*** Material for this task ***

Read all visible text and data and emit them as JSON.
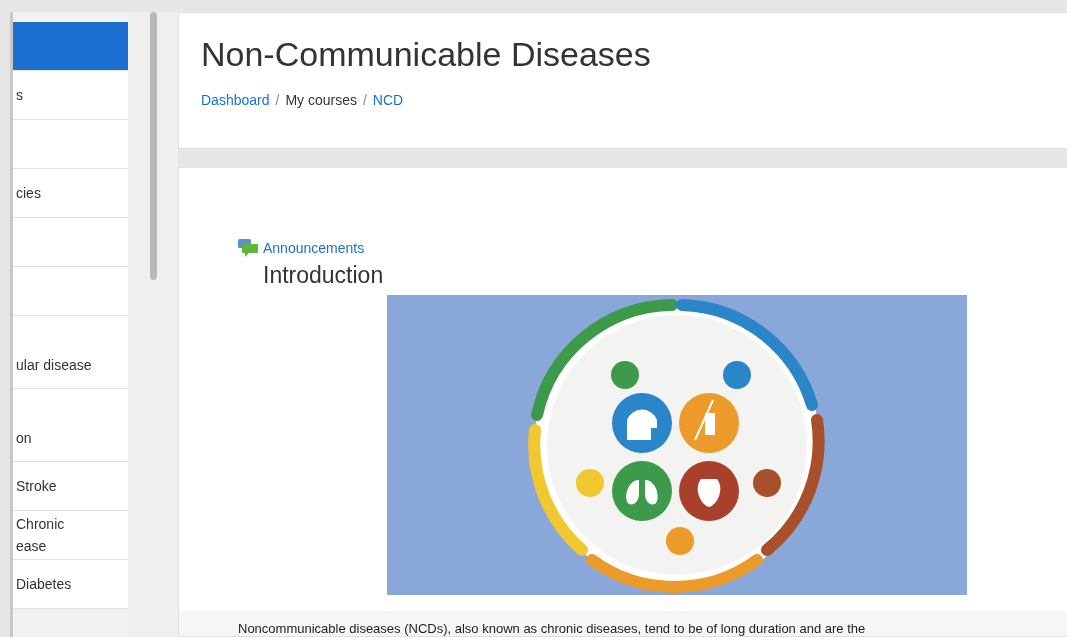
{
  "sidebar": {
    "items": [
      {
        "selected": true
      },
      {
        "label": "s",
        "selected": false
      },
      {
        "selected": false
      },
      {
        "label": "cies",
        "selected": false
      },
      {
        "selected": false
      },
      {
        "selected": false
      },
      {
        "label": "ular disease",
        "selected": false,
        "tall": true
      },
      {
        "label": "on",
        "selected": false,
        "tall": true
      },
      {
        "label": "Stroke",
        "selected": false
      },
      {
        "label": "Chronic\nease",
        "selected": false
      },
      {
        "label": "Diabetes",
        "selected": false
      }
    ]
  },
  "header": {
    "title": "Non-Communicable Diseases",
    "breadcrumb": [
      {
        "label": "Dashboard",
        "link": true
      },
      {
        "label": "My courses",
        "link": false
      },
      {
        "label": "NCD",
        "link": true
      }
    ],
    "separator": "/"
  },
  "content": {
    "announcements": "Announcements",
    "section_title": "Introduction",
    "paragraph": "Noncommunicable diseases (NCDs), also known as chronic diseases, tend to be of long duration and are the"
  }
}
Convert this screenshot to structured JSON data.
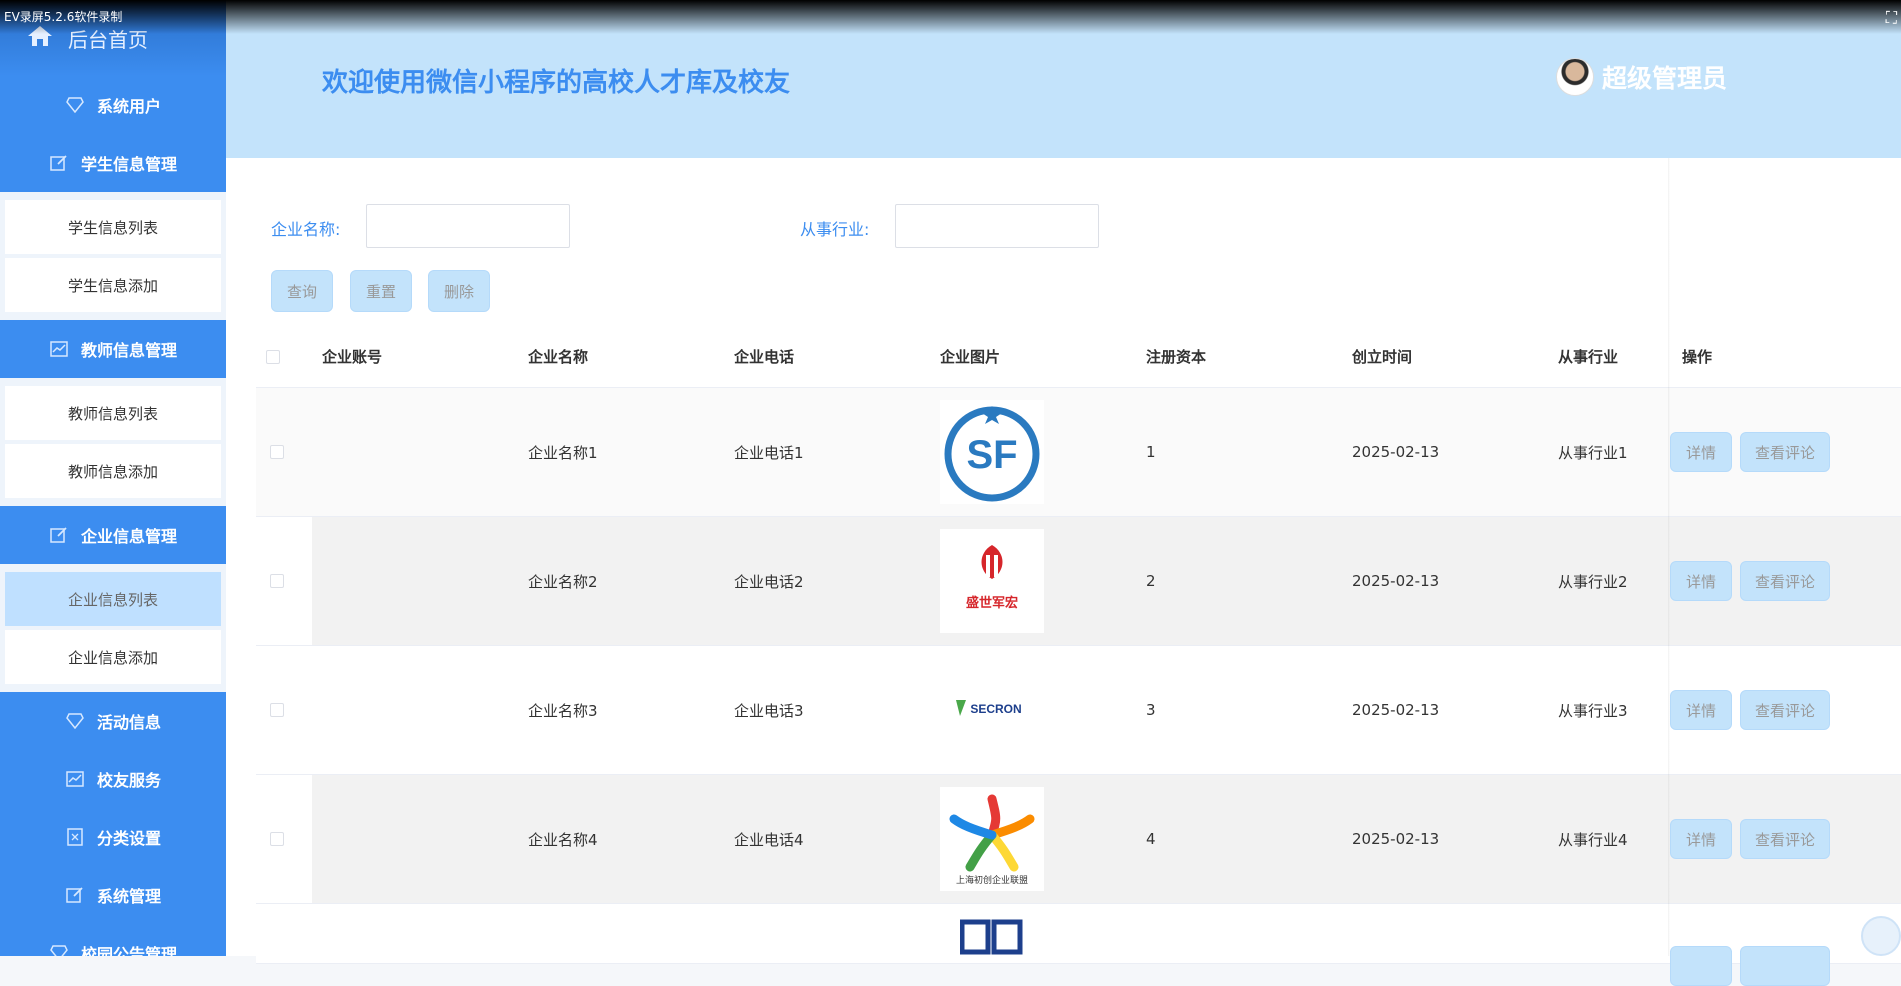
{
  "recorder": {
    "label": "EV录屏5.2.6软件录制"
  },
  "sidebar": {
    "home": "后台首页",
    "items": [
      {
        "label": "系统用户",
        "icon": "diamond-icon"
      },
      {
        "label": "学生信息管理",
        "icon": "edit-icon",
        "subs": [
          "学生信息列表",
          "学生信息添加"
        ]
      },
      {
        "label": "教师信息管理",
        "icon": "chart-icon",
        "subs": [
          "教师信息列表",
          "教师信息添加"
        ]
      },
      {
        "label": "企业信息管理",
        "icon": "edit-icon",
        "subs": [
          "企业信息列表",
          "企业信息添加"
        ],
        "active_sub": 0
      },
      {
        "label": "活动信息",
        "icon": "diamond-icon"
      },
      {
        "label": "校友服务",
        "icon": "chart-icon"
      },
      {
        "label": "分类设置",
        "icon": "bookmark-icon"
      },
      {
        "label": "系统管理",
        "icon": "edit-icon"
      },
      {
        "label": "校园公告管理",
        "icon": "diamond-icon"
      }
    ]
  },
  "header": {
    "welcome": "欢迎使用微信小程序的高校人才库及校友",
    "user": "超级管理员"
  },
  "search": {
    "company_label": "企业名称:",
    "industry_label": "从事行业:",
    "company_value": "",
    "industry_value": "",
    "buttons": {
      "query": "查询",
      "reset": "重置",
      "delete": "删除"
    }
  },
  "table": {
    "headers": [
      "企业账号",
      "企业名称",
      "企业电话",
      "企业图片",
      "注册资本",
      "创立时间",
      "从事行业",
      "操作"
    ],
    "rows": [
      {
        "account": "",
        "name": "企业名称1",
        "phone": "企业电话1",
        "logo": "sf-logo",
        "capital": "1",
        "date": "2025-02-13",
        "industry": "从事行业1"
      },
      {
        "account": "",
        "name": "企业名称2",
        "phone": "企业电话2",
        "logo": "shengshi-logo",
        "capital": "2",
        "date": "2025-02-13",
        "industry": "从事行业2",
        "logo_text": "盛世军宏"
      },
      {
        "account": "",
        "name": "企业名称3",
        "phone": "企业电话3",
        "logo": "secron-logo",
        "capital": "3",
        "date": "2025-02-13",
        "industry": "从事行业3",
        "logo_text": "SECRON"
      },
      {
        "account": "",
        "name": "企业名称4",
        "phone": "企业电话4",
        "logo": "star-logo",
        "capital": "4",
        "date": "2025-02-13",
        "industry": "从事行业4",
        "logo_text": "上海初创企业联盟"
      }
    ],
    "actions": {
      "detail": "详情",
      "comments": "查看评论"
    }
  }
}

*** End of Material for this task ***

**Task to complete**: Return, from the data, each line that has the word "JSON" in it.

**Completed task**:
Read all visible text and data and emit them as JSON.
Convert this screenshot to structured JSON data.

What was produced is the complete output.